- Data extracts:
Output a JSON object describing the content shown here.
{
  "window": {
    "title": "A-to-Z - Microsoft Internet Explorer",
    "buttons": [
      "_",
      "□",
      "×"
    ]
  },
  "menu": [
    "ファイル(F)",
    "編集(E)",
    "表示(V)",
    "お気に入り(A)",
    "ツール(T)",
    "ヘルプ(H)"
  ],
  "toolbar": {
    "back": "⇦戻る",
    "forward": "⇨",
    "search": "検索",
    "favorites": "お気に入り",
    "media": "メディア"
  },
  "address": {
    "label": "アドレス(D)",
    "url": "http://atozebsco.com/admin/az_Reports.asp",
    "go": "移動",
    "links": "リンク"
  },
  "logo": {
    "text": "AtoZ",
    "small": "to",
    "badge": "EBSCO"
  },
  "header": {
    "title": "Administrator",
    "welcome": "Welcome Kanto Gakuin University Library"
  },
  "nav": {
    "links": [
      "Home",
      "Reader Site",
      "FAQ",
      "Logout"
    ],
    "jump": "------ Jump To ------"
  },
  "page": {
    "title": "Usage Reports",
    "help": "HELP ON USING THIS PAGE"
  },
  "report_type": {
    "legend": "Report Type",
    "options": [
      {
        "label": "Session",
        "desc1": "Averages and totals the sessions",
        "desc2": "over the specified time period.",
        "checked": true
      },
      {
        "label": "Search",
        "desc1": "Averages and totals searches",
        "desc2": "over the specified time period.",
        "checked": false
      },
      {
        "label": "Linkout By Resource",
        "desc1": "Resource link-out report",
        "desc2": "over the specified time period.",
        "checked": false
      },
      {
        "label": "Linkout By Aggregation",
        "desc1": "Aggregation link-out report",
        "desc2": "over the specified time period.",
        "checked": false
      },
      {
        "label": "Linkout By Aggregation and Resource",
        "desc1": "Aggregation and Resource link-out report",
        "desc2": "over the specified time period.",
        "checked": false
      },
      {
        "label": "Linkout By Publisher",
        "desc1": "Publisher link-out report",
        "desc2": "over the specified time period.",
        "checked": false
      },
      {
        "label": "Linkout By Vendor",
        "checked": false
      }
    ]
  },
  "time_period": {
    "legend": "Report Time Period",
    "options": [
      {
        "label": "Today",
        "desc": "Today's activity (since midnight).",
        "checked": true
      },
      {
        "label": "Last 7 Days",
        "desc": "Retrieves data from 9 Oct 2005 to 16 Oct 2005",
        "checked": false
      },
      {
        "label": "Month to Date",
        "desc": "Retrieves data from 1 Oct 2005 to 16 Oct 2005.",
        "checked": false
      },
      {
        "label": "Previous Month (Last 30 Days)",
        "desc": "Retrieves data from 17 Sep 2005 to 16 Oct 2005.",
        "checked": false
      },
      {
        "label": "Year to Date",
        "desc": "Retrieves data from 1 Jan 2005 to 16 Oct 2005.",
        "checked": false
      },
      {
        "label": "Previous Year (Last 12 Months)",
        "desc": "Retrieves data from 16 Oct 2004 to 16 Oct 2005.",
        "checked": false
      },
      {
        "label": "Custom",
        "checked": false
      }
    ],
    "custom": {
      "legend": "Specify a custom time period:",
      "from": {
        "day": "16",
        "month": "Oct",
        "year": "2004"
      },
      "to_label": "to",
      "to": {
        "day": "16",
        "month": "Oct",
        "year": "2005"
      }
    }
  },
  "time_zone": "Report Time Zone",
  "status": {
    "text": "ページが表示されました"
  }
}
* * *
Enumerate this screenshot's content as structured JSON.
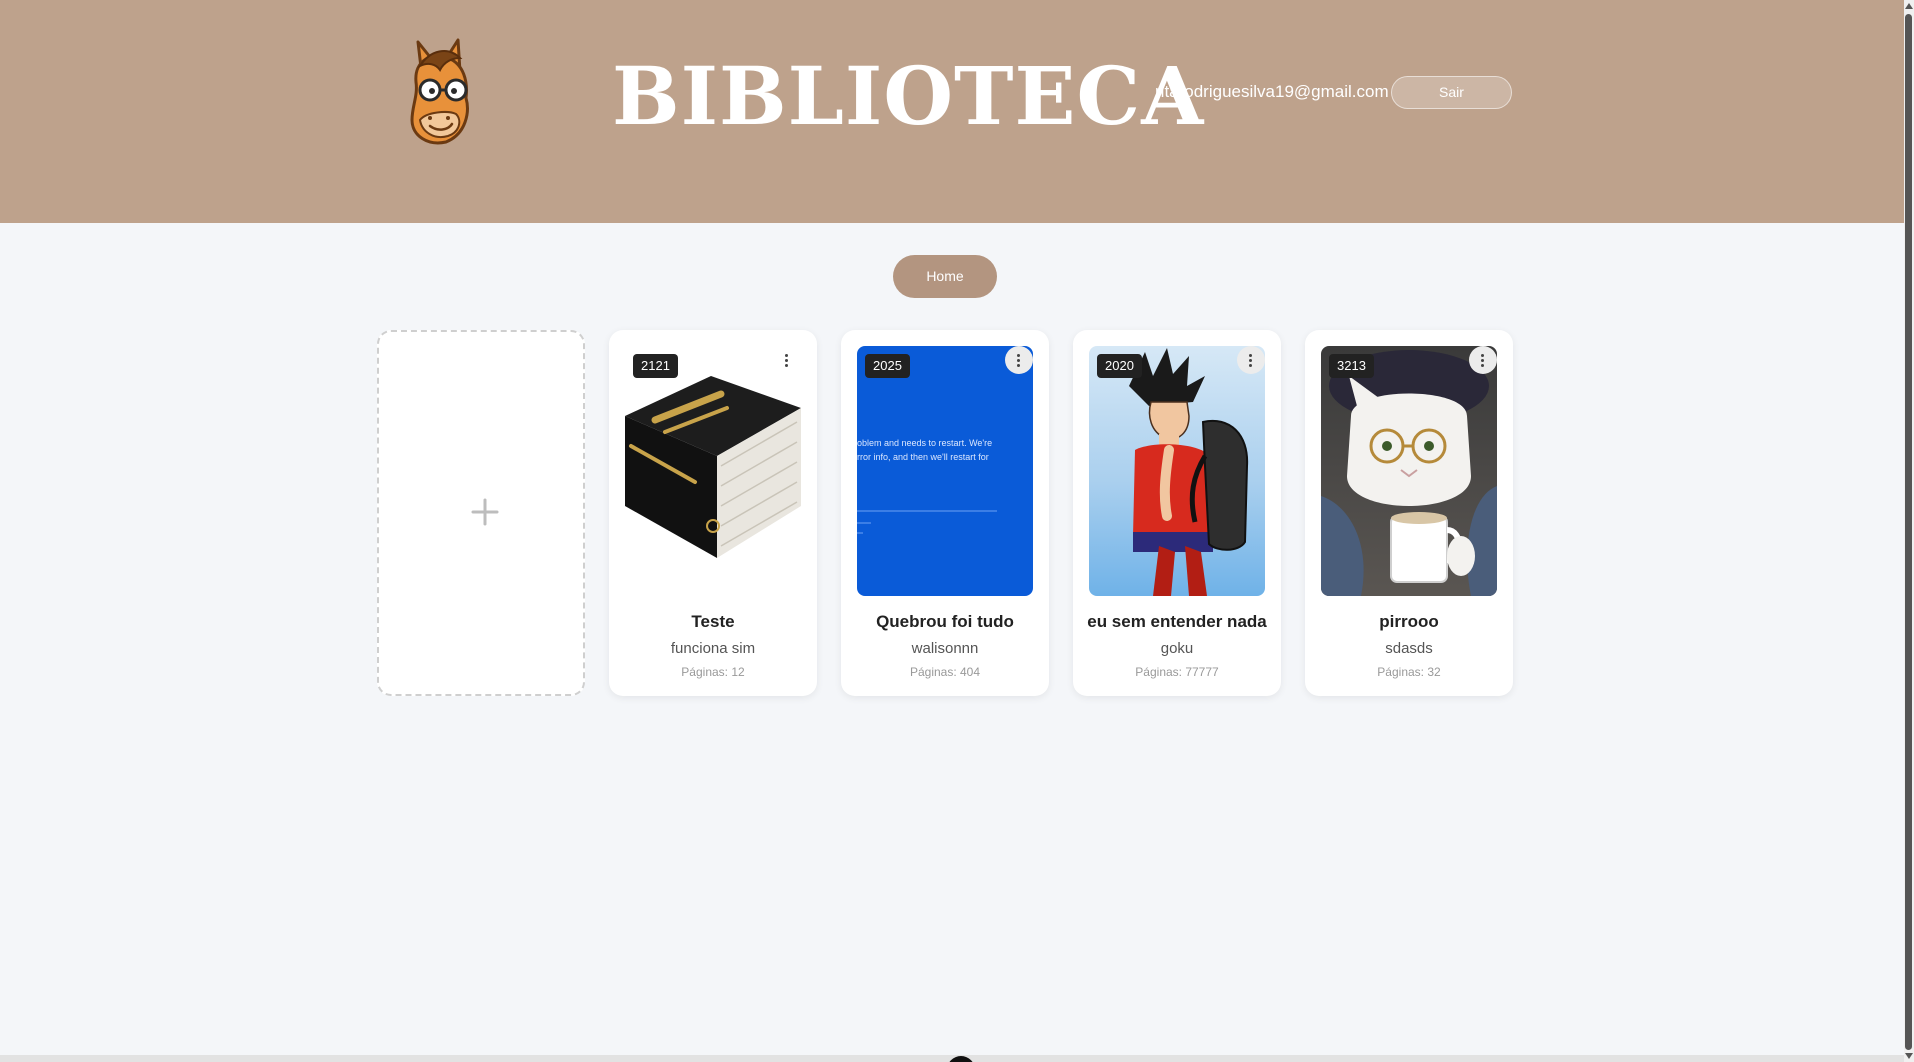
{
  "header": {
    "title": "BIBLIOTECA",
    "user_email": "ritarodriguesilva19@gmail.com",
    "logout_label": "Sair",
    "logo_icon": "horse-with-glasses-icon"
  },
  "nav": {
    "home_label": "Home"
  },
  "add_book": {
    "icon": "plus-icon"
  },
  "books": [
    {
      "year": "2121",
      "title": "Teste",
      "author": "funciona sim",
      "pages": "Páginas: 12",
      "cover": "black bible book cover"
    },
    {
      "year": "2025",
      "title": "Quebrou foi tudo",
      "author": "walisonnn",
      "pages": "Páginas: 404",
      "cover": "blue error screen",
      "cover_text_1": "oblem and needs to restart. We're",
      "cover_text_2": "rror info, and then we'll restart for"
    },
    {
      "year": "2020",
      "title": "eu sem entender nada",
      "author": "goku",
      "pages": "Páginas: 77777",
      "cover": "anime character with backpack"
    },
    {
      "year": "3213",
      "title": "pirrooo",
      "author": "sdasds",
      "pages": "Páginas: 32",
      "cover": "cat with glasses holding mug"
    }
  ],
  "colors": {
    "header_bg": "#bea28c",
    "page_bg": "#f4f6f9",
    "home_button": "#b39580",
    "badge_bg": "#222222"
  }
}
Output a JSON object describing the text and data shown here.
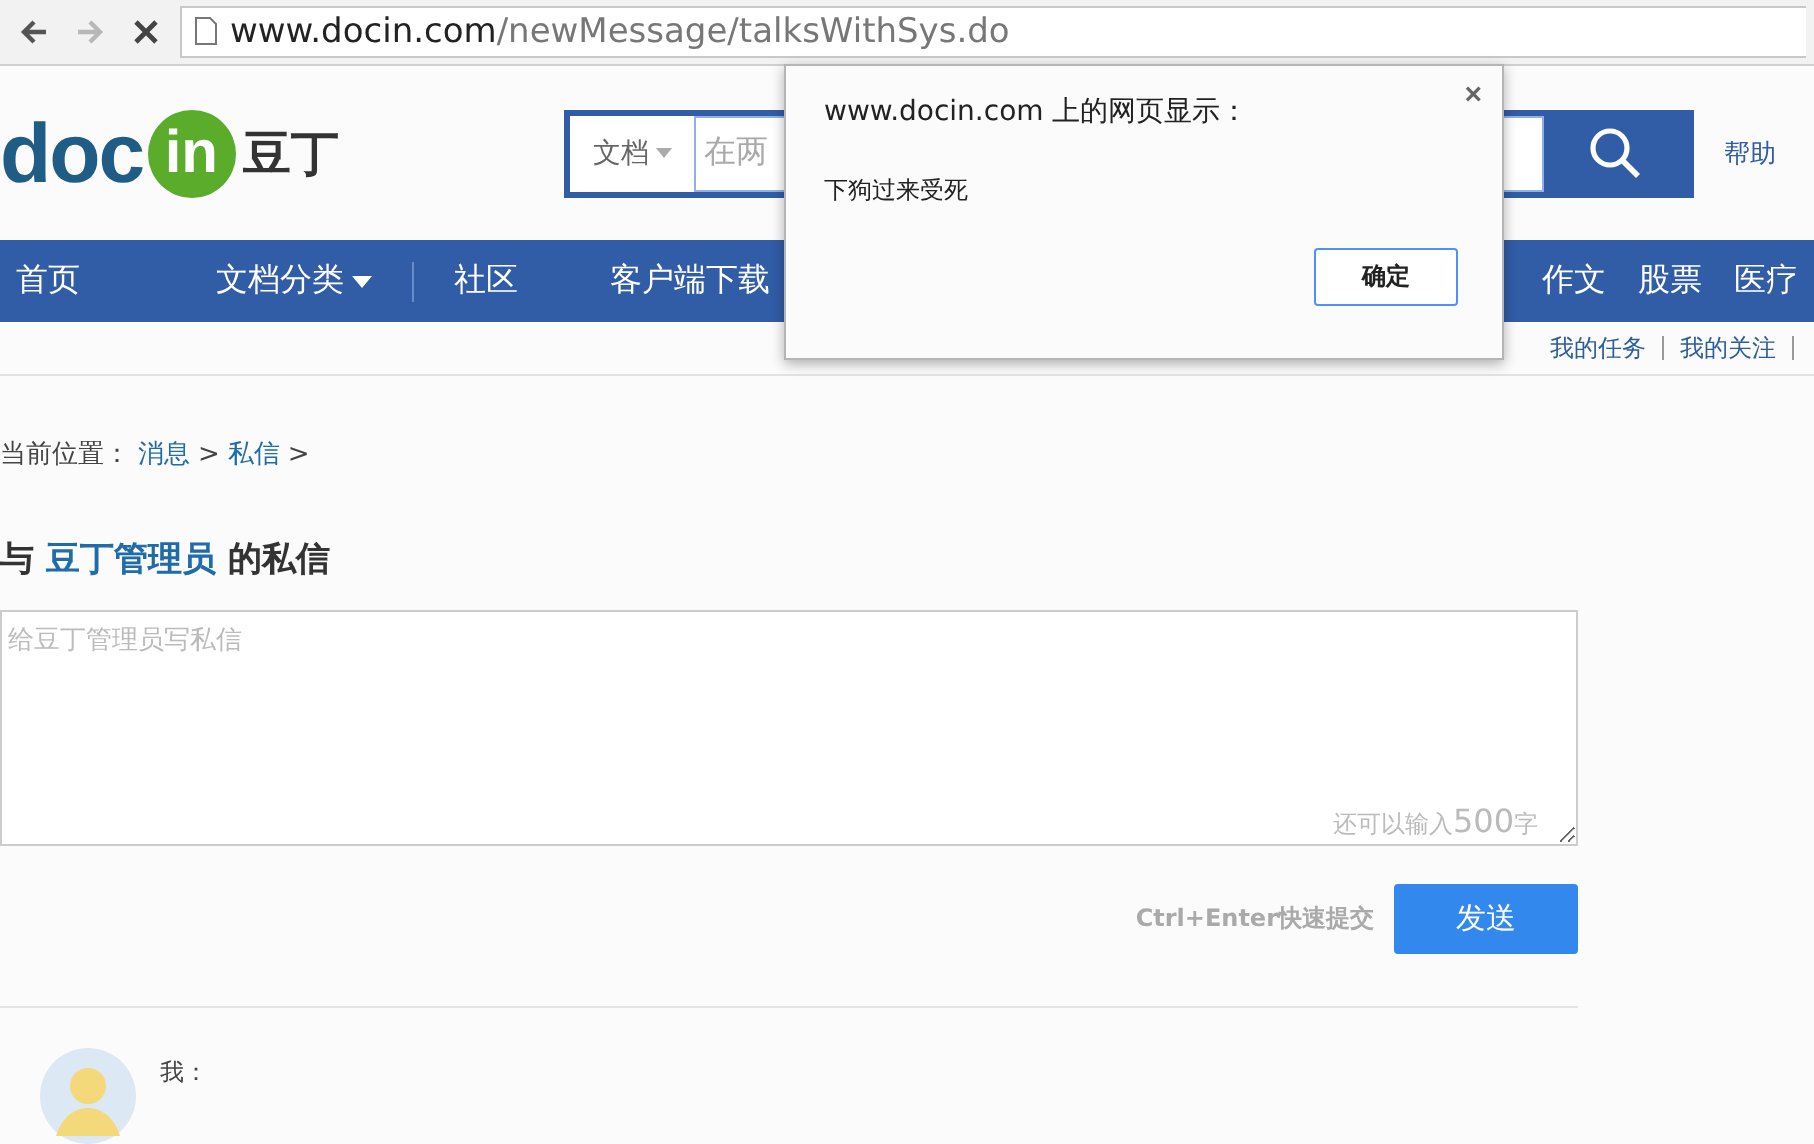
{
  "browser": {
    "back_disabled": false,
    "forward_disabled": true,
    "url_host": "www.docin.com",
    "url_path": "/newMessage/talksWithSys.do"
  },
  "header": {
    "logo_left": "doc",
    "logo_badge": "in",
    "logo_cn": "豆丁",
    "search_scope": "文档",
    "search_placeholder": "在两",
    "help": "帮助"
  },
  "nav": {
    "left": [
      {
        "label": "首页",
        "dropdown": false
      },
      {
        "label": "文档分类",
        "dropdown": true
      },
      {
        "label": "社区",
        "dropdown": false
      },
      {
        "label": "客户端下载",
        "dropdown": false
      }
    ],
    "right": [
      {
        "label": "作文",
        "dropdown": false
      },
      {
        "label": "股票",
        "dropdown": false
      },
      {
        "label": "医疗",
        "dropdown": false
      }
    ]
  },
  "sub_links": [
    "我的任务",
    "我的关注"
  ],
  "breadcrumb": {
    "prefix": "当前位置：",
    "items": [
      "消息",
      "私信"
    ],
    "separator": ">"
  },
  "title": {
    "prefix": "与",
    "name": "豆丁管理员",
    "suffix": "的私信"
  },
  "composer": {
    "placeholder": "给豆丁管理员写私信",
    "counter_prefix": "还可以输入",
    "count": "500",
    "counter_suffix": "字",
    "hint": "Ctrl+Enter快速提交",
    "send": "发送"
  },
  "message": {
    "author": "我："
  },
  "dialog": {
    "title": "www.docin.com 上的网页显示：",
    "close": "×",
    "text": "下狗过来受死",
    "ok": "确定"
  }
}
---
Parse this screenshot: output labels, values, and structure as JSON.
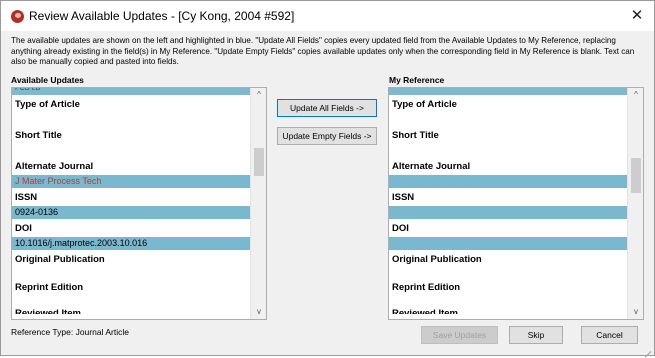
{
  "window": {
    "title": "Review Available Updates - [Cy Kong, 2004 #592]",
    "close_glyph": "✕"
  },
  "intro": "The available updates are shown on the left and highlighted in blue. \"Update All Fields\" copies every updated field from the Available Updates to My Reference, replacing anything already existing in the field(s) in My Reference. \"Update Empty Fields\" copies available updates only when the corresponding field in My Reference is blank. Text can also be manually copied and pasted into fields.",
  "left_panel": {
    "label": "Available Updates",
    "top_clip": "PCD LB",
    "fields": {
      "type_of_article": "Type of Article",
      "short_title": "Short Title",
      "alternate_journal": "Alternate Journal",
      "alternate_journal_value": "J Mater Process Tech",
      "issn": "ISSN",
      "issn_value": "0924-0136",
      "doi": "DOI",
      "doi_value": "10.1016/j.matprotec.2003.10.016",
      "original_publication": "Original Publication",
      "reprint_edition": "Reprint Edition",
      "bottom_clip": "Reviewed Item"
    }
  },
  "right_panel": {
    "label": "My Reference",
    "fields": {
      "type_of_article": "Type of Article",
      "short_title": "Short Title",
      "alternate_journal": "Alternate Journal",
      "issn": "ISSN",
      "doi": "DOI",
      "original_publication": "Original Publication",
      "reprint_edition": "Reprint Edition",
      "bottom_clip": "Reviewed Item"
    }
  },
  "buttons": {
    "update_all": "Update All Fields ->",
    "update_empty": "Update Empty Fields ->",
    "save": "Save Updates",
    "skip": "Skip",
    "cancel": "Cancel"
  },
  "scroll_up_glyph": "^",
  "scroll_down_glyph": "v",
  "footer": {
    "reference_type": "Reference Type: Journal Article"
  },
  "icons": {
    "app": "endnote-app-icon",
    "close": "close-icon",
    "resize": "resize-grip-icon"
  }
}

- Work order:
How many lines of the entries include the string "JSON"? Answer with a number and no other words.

- Response:
4